I'm in the process of typing up a story I started six or seven years ago. I read back over some of it while I was in Florida and was amazed at how well-written it was. Unfortunately, as I type, I am more and more amazed at how bad it is. Whose brilliant idea was it to waste time typing up a lame story idea?

Oh yeah, that'd be me.

It'll more than likely prove to be a worthwhile effort one of these days, so I will continue to transcribe. But I'm going to be pouty about it. I'm also going to hold it partially responsible for dampening my motivation to write.

I am reluctant to call it Writer's Block, although I suppose by definition that's what it is. I spent the long weekend cleaning and doing chores and finishing projects around the house that I've been putting off for months. A clear sign of avoidance. Anything I could do to not write. I even took apart my vacuum cleaner and washed all of the filters.

Yeah, I wish I was kidding.

The way I see things right now, I need one of two things. I either need to find a shiny new project that I am so excited about that I have no desire to clean dust-bunnies out of my vacuum...or I need a break from writing to recuperate after my significant output of two short stories.

Maybe it's too soon to jump into the next big project. Maybe I need some downtime. I'm afraid to go there, though, in case I lose momentum. I know I have ten years, but I am on a deadline.

What it really comes down to right now is that I am itching to write, but I just don't know what. If it wasn't so damn hot, I would take one of my long, creatively rejuvenating walks to get the juices flowing.

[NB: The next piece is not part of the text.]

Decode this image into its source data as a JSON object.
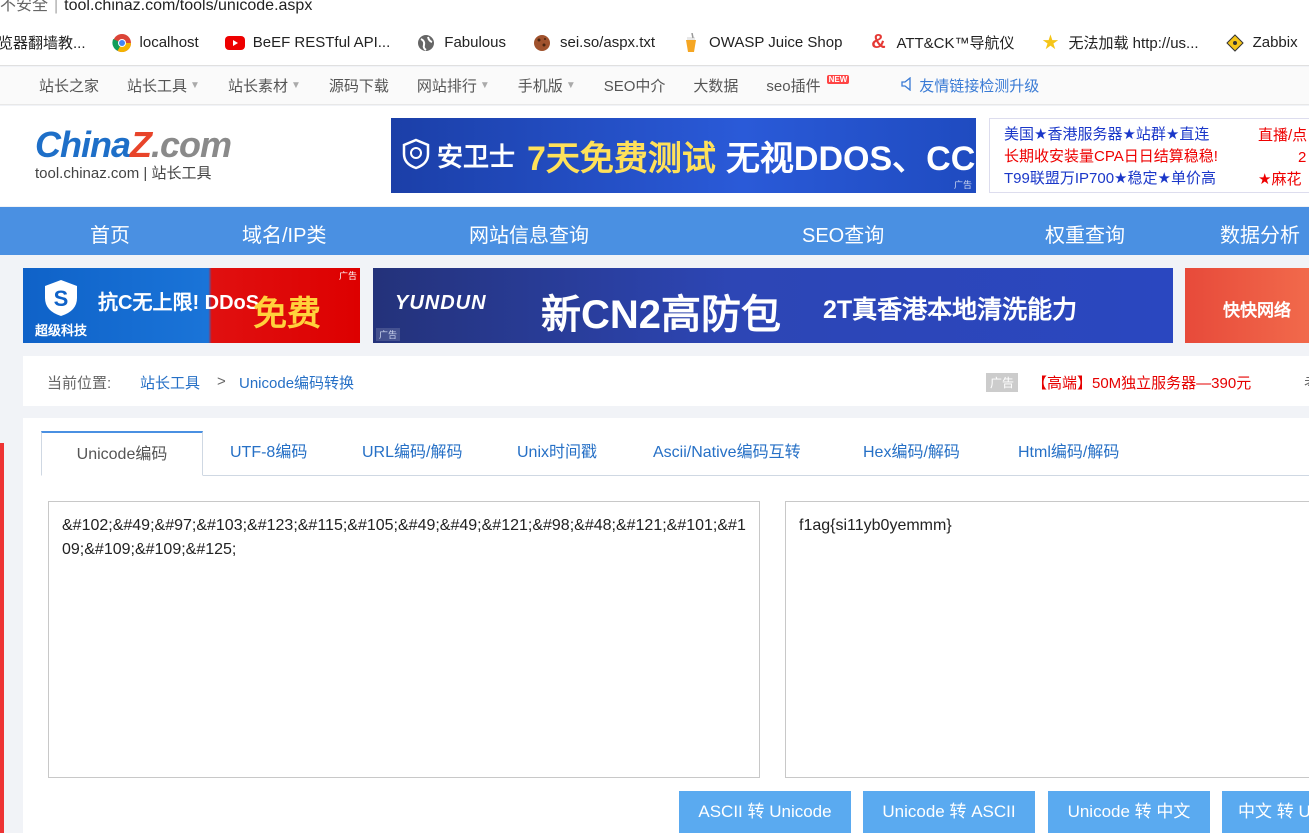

Somehow the repetitive motion of walking and the changing of scenery loosens me up (to stick with the sort of disgusting constipation metaphor). Taking a walk outside always seems to jump start my inspiration.

What do you do to battle Writer's Block and get your ideas moving?

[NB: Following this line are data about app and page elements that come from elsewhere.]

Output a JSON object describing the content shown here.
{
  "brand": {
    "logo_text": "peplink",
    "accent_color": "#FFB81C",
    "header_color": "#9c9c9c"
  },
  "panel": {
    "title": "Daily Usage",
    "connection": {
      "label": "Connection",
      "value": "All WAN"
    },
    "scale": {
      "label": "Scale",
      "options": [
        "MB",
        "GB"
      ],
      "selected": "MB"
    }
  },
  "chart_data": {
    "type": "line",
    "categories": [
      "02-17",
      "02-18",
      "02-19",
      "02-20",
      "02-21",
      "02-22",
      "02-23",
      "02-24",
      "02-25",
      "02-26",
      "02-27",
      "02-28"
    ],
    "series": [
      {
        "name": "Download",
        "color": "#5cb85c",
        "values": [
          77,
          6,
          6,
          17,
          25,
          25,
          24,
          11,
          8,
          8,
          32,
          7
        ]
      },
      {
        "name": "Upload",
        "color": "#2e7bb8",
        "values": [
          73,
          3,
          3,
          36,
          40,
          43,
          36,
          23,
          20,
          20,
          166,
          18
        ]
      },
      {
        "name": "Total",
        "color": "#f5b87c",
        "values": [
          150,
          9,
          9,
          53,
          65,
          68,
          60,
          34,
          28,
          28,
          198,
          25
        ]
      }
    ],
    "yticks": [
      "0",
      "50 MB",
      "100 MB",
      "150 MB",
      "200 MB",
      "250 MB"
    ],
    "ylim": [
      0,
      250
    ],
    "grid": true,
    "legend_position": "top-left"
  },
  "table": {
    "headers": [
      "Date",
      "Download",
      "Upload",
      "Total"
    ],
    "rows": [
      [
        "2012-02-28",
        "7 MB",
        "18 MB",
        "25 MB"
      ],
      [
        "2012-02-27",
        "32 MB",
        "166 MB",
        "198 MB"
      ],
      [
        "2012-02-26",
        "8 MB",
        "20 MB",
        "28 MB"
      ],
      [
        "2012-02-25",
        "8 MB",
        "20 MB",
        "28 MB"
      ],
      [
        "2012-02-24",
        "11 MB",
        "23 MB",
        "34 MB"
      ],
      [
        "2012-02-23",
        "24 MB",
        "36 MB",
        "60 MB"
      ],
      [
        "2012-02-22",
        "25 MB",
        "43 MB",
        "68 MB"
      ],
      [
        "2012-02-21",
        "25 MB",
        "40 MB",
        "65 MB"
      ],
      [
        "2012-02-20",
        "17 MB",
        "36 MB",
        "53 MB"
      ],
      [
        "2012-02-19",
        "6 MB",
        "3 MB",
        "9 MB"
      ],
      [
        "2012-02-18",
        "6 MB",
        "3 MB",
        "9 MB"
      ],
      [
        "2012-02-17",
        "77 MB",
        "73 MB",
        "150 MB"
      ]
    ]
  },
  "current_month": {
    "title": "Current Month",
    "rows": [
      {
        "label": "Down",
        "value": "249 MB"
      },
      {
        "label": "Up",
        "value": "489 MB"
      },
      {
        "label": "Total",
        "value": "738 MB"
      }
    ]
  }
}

Friday, July 1, 2011

Sally Prescott made it home safely

I took advantage of the fact that there was nobody in my office at work today and did some writing on the Sally Prescott adventure.

It's officially finished!

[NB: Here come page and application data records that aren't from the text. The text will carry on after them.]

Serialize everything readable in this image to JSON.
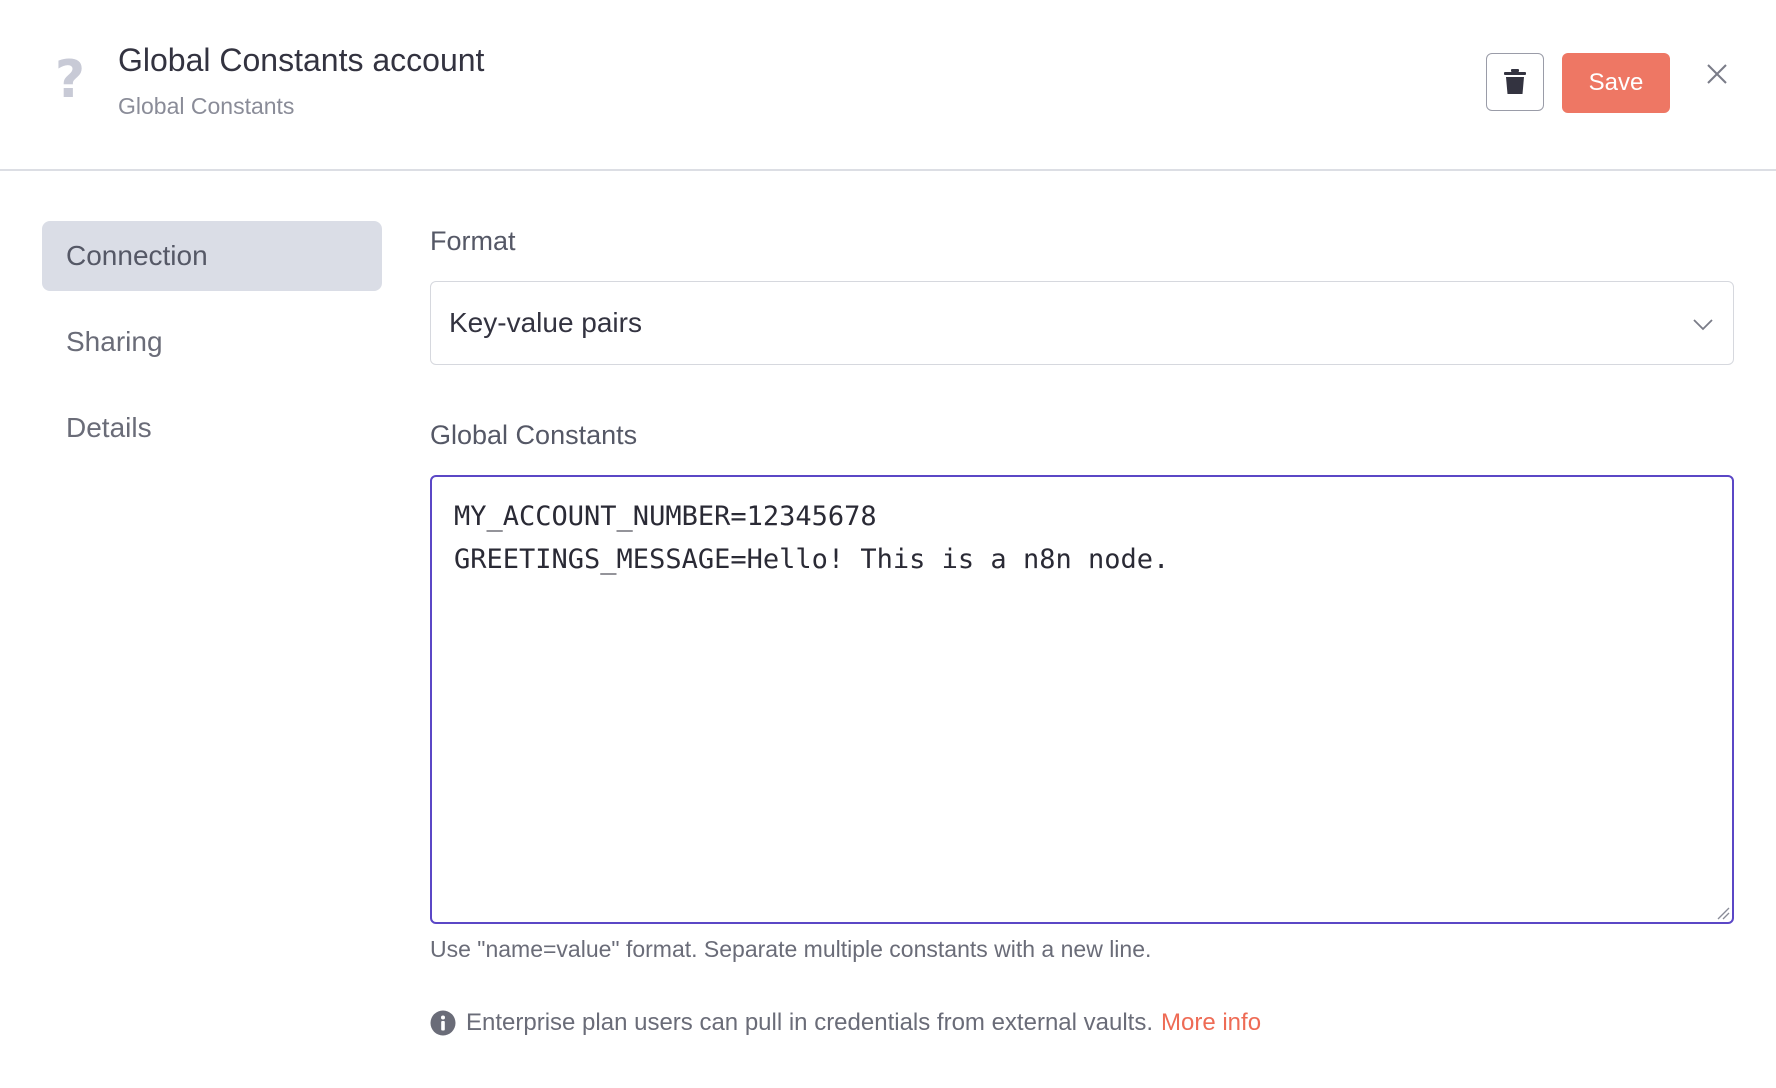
{
  "header": {
    "title": "Global Constants account",
    "subtitle": "Global Constants",
    "icon": "question-mark-icon",
    "delete_icon": "trash-icon",
    "save_label": "Save",
    "close_icon": "close-icon",
    "accent_color": "#ee7764"
  },
  "sidebar": {
    "items": [
      {
        "label": "Connection",
        "active": true
      },
      {
        "label": "Sharing",
        "active": false
      },
      {
        "label": "Details",
        "active": false
      }
    ]
  },
  "main": {
    "format": {
      "label": "Format",
      "value": "Key-value pairs"
    },
    "constants": {
      "label": "Global Constants",
      "value": "MY_ACCOUNT_NUMBER=12345678\nGREETINGS_MESSAGE=Hello! This is a n8n node.",
      "hint": "Use \"name=value\" format. Separate multiple constants with a new line."
    },
    "info": {
      "text": "Enterprise plan users can pull in credentials from external vaults.",
      "link_label": "More info",
      "link_color": "#ee6b55"
    }
  }
}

Ok, when I say finished, what I really mean is written. I'm not done with it by a long shot. It's one of those "shitty first drafts" that all the writers talk about, so it needs a lot of tweaking before I let anyone else read it. But. It's written. I have a complete story to work with.

You may or may not realize what a milestone this is for me. Or even the Doctor Who fanfic. I have long suffered an acute case of Unfinished Story. I know it's a common syndrome among writers, but mine is particularly severe. National Novel Writing Month did wonders as far as treatment; I finished my November novels for the last two years in a row now. But it didn't cure me of it completely. Outside of November, I hardly write at all, let alone finish a story.

With Sally Prescott and the Haunted Treasure, and also the Doctor Who fanfic, I have finished two whole stories outside of November. I am making progress.

These two newest accomplishments were for the pure fun of writing. No deadlines, no accountability, just me finally getting serious about my craft. It was also an exercise in confidence building: I proved to myself that I can finish what I start.

Of course I've realized that neither of them are publishable. As much as I love Sally and her wacky adventures, I will probably always write those for fun, and only share them on Scribd. Maybe someday when I have enough of them I'll make a collection and self publish them on Create Space. The Offbeat Adventures of Sally Prescott Volume One or something. At around 30 pages apiece, they're too short to be novels and too long to be short stories, and honestly I wouldn't want them any longer than that.

It's interesting. Most of my shorts end up being about that long. Maybe I should be writing for television?

I made a deal with myself that I could move on to the next big project once I finished writing those two stories. Well I've finished just in time for the start of the very first session of Camp Nanowrimo! I wasn't going to do it, but it's July 1st and I have a three day weekend ahead of me. Plus, I was a good girl and finished my dinner, so now I get dessert, right? I think I'll give it a shot. Nothing ventured nothing gained, as they say.

I'm guess I'm off to camp!